“Pollution – declared John Tanner, one of the city councilors who fought most for this sustainable mobility plan – damages the health of those who live in Oxford. A decisive step towards change was necessary and our plan for a zero-emission zone is it.”
According to estimates, if everything goes as planned, in 18 years the levels of nitrogen dioxide in the atmosphere should drop by at least 75%.
Strong investments in electric mobility to support the transition
Clearly any strong ban push for radical change needs incentives to support it. Oxford City Hall has already obtained initial funding of 500,000 pounds from the national government to build dozens of charging points for electric taxis and another 800,000 to build others reserved for private cars.
To promote the transition, the introduction of advantageous rates for parking spaces reserved for electric vehicles has already been envisaged.
Wave of enthusiasm and protests
As with any binding measure, the ZEZ plan provoked a wave of enthusiasm alongside a series of protests, led above all by the categories most affected.
Those who are worried are the companies that manage public mobility as well as the taxi companies, which will be forced to face particularly costly investments to comply with the obligation.

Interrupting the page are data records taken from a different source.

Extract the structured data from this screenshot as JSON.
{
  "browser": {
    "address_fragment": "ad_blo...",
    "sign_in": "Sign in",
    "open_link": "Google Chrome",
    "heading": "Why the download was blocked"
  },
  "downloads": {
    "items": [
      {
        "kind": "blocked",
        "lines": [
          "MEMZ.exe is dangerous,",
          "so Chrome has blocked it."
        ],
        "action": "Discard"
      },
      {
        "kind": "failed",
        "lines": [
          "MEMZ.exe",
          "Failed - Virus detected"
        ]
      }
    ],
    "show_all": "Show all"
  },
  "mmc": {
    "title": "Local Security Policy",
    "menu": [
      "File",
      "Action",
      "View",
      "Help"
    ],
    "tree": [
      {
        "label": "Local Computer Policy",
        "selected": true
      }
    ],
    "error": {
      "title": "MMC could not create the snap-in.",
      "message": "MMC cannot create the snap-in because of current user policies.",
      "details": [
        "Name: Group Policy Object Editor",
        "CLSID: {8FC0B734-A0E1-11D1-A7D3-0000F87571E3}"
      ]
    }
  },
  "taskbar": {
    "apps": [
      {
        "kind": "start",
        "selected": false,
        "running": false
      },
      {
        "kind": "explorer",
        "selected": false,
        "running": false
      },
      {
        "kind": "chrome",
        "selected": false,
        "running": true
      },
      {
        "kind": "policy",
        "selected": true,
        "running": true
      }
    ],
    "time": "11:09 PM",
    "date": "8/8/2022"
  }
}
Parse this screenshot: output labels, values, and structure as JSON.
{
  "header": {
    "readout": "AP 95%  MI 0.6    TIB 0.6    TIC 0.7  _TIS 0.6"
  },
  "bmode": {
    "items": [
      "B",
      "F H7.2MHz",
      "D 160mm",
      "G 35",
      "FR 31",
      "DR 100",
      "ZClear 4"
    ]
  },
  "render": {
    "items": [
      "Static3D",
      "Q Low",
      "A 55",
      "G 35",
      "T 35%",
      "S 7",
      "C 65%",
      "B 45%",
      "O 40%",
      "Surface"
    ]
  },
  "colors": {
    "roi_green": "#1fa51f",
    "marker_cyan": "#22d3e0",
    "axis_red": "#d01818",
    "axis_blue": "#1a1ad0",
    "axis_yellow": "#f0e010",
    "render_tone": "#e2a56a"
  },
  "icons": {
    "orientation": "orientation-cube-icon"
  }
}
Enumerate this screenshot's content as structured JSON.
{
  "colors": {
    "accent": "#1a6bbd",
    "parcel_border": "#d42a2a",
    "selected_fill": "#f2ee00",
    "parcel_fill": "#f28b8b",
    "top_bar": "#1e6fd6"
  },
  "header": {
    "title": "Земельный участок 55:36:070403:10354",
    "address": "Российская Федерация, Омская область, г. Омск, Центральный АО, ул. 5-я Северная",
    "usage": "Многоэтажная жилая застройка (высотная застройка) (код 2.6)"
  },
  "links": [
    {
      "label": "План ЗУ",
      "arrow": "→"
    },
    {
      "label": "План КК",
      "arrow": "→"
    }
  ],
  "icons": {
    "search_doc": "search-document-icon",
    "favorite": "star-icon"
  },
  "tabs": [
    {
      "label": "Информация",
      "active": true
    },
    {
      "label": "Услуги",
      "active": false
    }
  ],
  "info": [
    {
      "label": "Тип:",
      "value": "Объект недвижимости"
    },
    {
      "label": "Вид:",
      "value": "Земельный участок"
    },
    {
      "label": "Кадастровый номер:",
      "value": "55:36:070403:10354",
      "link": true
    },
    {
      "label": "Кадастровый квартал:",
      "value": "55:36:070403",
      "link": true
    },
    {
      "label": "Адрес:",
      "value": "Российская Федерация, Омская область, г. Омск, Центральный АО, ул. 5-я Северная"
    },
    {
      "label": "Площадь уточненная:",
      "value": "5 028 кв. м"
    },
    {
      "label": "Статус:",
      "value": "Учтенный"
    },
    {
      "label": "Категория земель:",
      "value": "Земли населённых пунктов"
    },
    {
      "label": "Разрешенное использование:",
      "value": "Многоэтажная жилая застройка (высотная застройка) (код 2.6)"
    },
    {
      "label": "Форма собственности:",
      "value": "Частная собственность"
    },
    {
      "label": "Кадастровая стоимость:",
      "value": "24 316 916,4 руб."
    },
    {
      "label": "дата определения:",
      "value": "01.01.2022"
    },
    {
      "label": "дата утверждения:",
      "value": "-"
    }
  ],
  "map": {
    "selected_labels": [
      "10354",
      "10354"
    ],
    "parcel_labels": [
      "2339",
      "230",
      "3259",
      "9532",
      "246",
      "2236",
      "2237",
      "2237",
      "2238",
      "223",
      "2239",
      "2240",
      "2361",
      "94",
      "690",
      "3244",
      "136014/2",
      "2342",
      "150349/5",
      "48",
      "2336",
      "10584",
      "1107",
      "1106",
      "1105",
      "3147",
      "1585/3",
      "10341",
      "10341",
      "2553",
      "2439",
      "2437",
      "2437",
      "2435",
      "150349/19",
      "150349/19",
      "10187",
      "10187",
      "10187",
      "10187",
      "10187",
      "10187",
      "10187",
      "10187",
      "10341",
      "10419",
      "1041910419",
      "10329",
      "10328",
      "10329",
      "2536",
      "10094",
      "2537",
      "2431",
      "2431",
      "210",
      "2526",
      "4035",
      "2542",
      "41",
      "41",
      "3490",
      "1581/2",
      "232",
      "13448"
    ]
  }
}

The municipality, in addition to guaranteeing incentives for the transition towards electric mobility, has repeatedly reiterated that it is only a matter of bringing forward by 5 years the ban on the sale of polluting cars which will come into force throughout the United Kingdom in 2040.
And what happens in the rest of Europe?
Great Britain is not the only one to have banned polluting cars. France has set the same time horizon. By 2040, diesel and petrol cars will no longer be sold.
Germany is much further ahead, because it has approved a resolution which provides for a total ban on the circulation of fossil fuel-powered vehicles by 2030.
Although in reality none of these countries seems to be really ready to support this change, given the lack of number of electric cars currently circulating and the lack of infrastructure.